Before placing a call interaction into the queue, provide your customers with a series of helpful options that can better direct their inquiries and improve their experience. These options include features like IVR call-back (when selected, the customer receives a call when an agent becomes available without losing their priority) or leaving a voice message for non-urgent interactions. If the voicemail option is selected, just be sure to automate the call-back function so that these messages are not forgotten!
By providing immediate options, customers have greater control as to whether to want to wait in line or receive a call-back at their convenience.
2. Optimize your call routing
Automatic Call Distribution (ACD) needs to be configured so that your most competent agents are first to receive specific interactions. When interacting with an experienced and knowledgeable agent, customers gain confidence in your brand.

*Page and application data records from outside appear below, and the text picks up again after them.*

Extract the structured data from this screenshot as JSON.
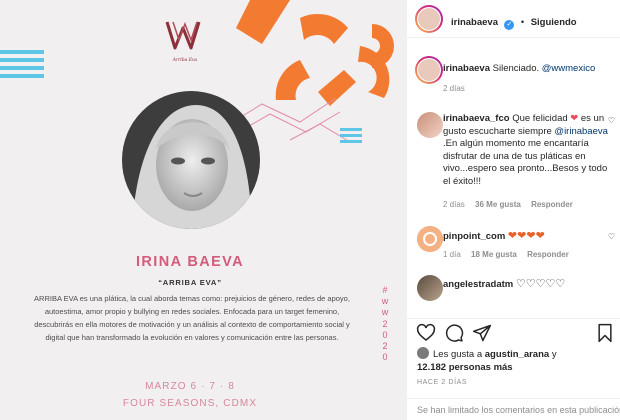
{
  "post": {
    "logo_tagline": "Arriba Eva",
    "speaker_name": "IRINA BAEVA",
    "talk_title": "“ARRIBA EVA”",
    "description": "ARRIBA EVA es una plática, la cual aborda temas como: prejuicios de género, redes de apoyo, autoestima, amor propio y bullying en redes sociales. Enfocada para un target femenino, descubrirás en ella motores de motivación y un análisis al contexto de comportamiento social y digital que han transformado la evolución en valores y comunicación entre las personas.",
    "dates": "MARZO 6 · 7 · 8",
    "venue": "FOUR SEASONS, CDMX",
    "hashtag_chars": [
      "#",
      "w",
      "w",
      "2",
      "0",
      "2",
      "0"
    ],
    "colors": {
      "accent_orange": "#f37a31",
      "accent_pink": "#d35c7c",
      "accent_blue": "#5fc6e7",
      "logo_maroon": "#8b2f3a"
    }
  },
  "header": {
    "username": "irinabaeva",
    "dot": "•",
    "follow_state": "Siguiendo",
    "verified": true
  },
  "comments": [
    {
      "username": "irinabaeva",
      "text": "Silenciado. @wwmexico",
      "mention": "@wwmexico",
      "time": "2 días",
      "likes": "",
      "has_reply": false
    },
    {
      "username": "irinabaeva_fco",
      "text_before": "Que felicidad ",
      "heart": "❤",
      "text_mid": " es un gusto escucharte siempre ",
      "mention": "@irinabaeva",
      "text_after": " .En algún momento me encantaría disfrutar de una de tus pláticas en vivo...espero sea pronto...Besos y todo el éxito!!!",
      "time": "2 días",
      "likes": "36 Me gusta",
      "reply_label": "Responder"
    },
    {
      "username": "pinpoint_com",
      "text": "❤❤❤❤",
      "time": "1 día",
      "likes": "18 Me gusta",
      "reply_label": "Responder"
    },
    {
      "username": "angelestradatm",
      "text": "♡♡♡♡♡",
      "time": "",
      "likes": ""
    }
  ],
  "likes_summary": {
    "prefix": "Les gusta a",
    "first_user": "agustin_arana",
    "connector": "y",
    "others": "12.182 personas más"
  },
  "timestamp": "HACE 2 DÍAS",
  "comment_bar": {
    "limited_text": "Se han limitado los comentarios en esta publicación."
  },
  "icons": [
    "heart-icon",
    "comment-icon",
    "share-icon",
    "bookmark-icon",
    "verified-badge-icon"
  ]
}
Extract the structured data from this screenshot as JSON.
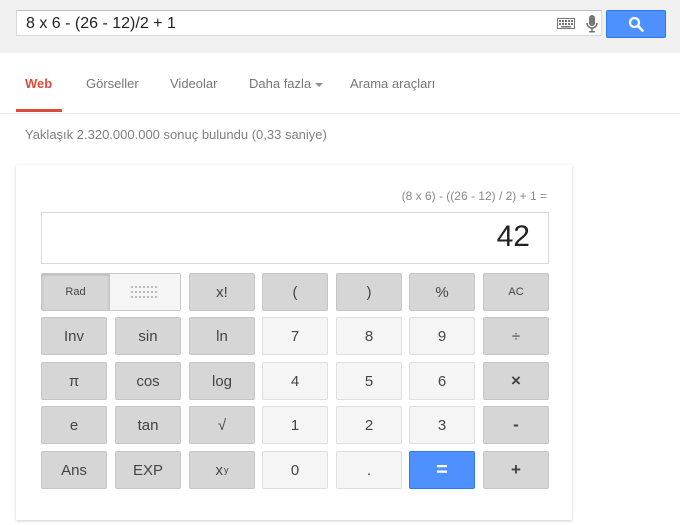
{
  "search": {
    "query": "8 x 6 - (26 - 12)/2 + 1",
    "keyboard_icon": "keyboard-icon",
    "mic_icon": "microphone-icon",
    "button_icon": "search-icon"
  },
  "tabs": [
    {
      "label": "Web",
      "active": true
    },
    {
      "label": "Görseller"
    },
    {
      "label": "Videolar"
    },
    {
      "label": "Daha fazla"
    },
    {
      "label": "Arama araçları"
    }
  ],
  "result_stats": "Yaklaşık 2.320.000.000 sonuç bulundu (0,33 saniye)",
  "calculator": {
    "expression": "(8 x 6) - ((26 - 12) / 2) + 1 =",
    "result": "42",
    "rad_label": "Rad",
    "keys": {
      "fact": "x!",
      "lparen": "(",
      "rparen": ")",
      "percent": "%",
      "clear": "AC",
      "inv": "Inv",
      "sin": "sin",
      "ln": "ln",
      "d7": "7",
      "d8": "8",
      "d9": "9",
      "div": "÷",
      "pi": "π",
      "cos": "cos",
      "log": "log",
      "d4": "4",
      "d5": "5",
      "d6": "6",
      "mul": "×",
      "e": "e",
      "tan": "tan",
      "sqrt": "√",
      "d1": "1",
      "d2": "2",
      "d3": "3",
      "sub": "-",
      "ans": "Ans",
      "exp": "EXP",
      "pow_base": "x",
      "pow_exp": "y",
      "d0": "0",
      "dot": ".",
      "eq": "=",
      "add": "+"
    }
  },
  "colors": {
    "accent_red": "#dd4b39",
    "blue_button": "#4d90fe",
    "key_gray": "#d6d6d6",
    "key_light": "#f5f5f5"
  }
}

To determine the most appropriate agent, first, consider the language chosen by the caller. Next, prioritize the selection of agents depending on the subject of the interaction. On the other hand, when wait times reach an undesirable threshold, use the “bullseye” call routing method that quickly increases the number of available agents by decreasing the number of required skills.
3. A professional voice goes a long way
It seems obvious, but it’s important to choose the right voice for your IVR that will accurately represent your company. This voice becomes your company spokesperson acting as the first connection between current and future customer interactions. By utilizing a professional voice, your customers will be greeted with a variety of polite and comforting intonations that help guide them through the process, ensuring they receive a positive customer experience.
4. Music is more than just a melody
The music on hold (MoH) should be carefully chosen, in line with the type and personality of your organization. The music must not be aggressive or repeated too often as you want this wait period to be calming and not a frustrating experience. A good way to break up wait time is to insert short messages between segments that keep customers informed about your services or news related to your business.
5. Your IVR Needs to be Updated… Often
After investing a considerable amount of time and effort setting up your IVR and voice recognition system, the worst thing you can do… is nothing. As customers, services, and processes evolve, your IVR and voice recognition systems need to be regularly adjusted and improved.
Start by compiling the feedback obtained from post-call IVR surveys or automating the process by using sophisticated contact center technology tools. Once you’ve done this, don’t compile (and stack) all your change requests and introduce them in a single change to your IVR! It’s best to make small changes and see how these changes react in the system and with your customers. In general, a new IVR needs to be adjusted weekly, sometimes on a daily basis. While a stable IVR should only be adjusted every month or every few months.
Treat your customers and your IVR with respect
It’s clear that your IVR will continue to play an important role as a valued customer self-service option within your arsenal of communication channels, ONLY if you continue to invest in optimizing the customer experience. Test and retest. Gather and measure customer data. Fine-tune all aspects, at all times. When viewed as a process instead of a product, your IVR will never again be viewed with disdain.